The wine's strong character is said to be evident while the grapes are still on the vines, as Teran grows in large clusters of densely packed berries with highly resistant skins. Teran achieves its best quality in Istrian inland but also on northwestern Istria's red soils which are blended with calcareous stone, and thus makes the perfect setting for the fertile growth of this red grape variety that seems to absorb the mineral, iron-like quality of these soils in its grapes.

Teran has an intense, deep ruby red color with a distinctive purple hue, and you will often hear Istrians say that it is the color of hare's blood.

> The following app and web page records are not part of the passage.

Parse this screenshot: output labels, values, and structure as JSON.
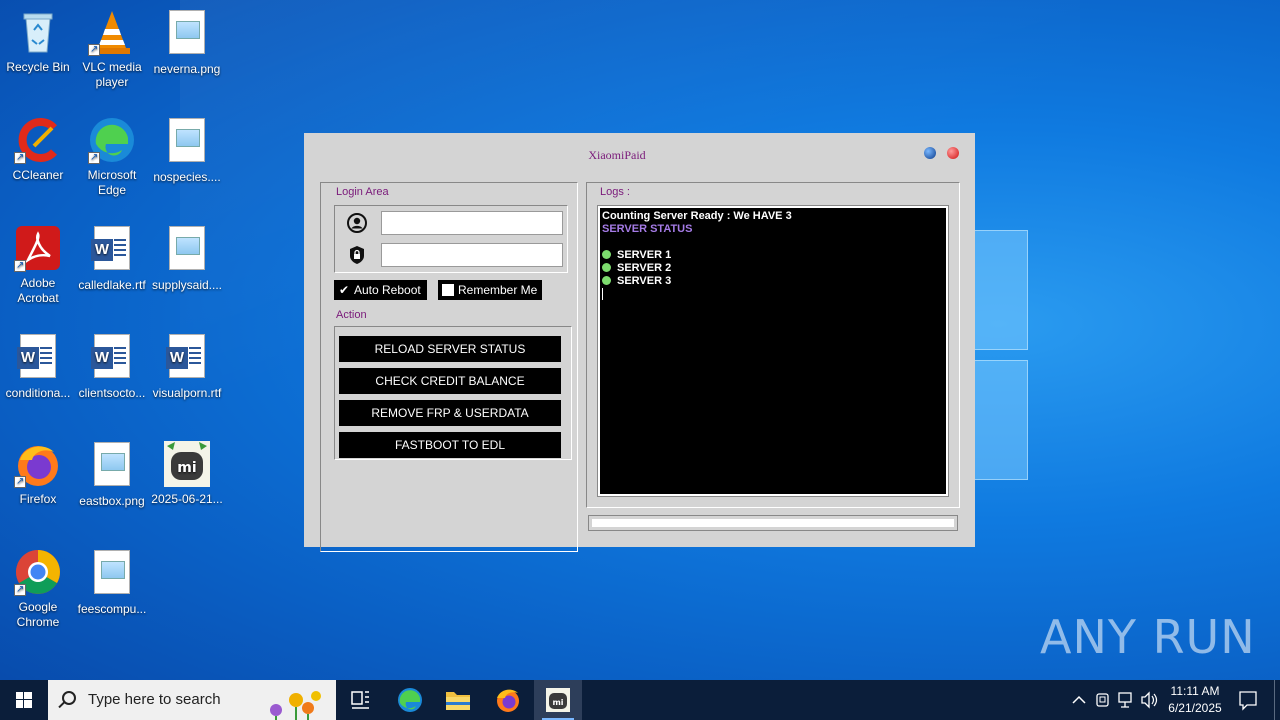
{
  "desktop": {
    "icons": [
      {
        "label": "Recycle Bin"
      },
      {
        "label": "VLC media player"
      },
      {
        "label": "neverna.png"
      },
      {
        "label": "CCleaner"
      },
      {
        "label": "Microsoft Edge"
      },
      {
        "label": "nospecies...."
      },
      {
        "label": "Adobe Acrobat"
      },
      {
        "label": "calledlake.rtf"
      },
      {
        "label": "supplysaid...."
      },
      {
        "label": "conditiona..."
      },
      {
        "label": "clientsocto..."
      },
      {
        "label": "visualporn.rtf"
      },
      {
        "label": "Firefox"
      },
      {
        "label": "eastbox.png"
      },
      {
        "label": "2025-06-21..."
      },
      {
        "label": "Google Chrome"
      },
      {
        "label": "feescompu..."
      }
    ]
  },
  "app": {
    "title": "XiaomiPaid",
    "login_area_label": "Login Area",
    "username_value": "",
    "password_value": "",
    "auto_reboot_label": "Auto Reboot",
    "auto_reboot_checked": true,
    "remember_me_label": "Remember Me",
    "remember_me_checked": false,
    "action_label": "Action",
    "buttons": {
      "reload": "RELOAD SERVER STATUS",
      "credit": "CHECK CREDIT BALANCE",
      "frp": "REMOVE FRP & USERDATA",
      "edl": "FASTBOOT TO EDL"
    },
    "logs_label": "Logs :",
    "logs": {
      "line1": "Counting Server Ready : We HAVE 3",
      "line2": "SERVER STATUS",
      "server1": "SERVER 1",
      "server2": "SERVER 2",
      "server3": "SERVER 3"
    },
    "colors": {
      "status_green": "#7ddc6e",
      "title_purple": "#7a1a7a"
    }
  },
  "taskbar": {
    "search_placeholder": "Type here to search",
    "time": "11:11 AM",
    "date": "6/21/2025"
  },
  "watermark": "ANY RUN"
}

Depending on vintage and terroir, Teran can make earthy, full-bodied robust red wines, both as a varietal and in various blends, but contrary to conventional thought, you can also find Teran that is lighter, more fresh and fruity in character, exuding a distinctively bold aroma of wild berries.

The Istrian giant among wines, Teran has come a long way from the wine of Istrian farm workers and domestic households. It is best at a temperature of about 18-20 °C and traditionally paired with the fragrant Istrian truffles, game and different red meat dishes, but also prosciutto and aged cheeses.

In wintertime, as an old Istrian custom, Teran is traditionally enjoyed as a warm beverage called Istarska supa: the lukewarm wine flavored with sugar, black pepper, and olive oil is served in a clay or ceramic jug, sided with grilled sourdough bread which is to be soaked in it.

For more related articles, make sure you follow our designated gourmet page.

Saturday, 20 October 2018

President Visits Prosciutto, Wine and Truffles Festivals

ZAGREB, October 20, 2018 - President Kolinda Grabar-Kitarović visited on Saturday the 12th International Prosciutto Fair in Tinjan, Istria County, as well as the nearby community of Motovun, where she opened the 9th festival of Teranno wine and truffles.

Saturday, 16 September 2017

Croatian Teran Wine no Longer Welcome in Slovenia

The sale of Teran wine from the Croatian Istria is prohibited in Slovenia from Friday, judging by the statement of the Teran producers association President Marjan Colja

Saturday, 16 September 2017

Slovenia Sues EU Commission over Croatia Terrano Wine Permit

Another point of contention between Slovenia and Croatia.

Saturday, 8 April 2017

Istrian Teran Wine to Fly to the Moon

"Wine being sent into space will be a coupage of Teran from over fifty winemakers. Crazy idea, but we’re crazy too.”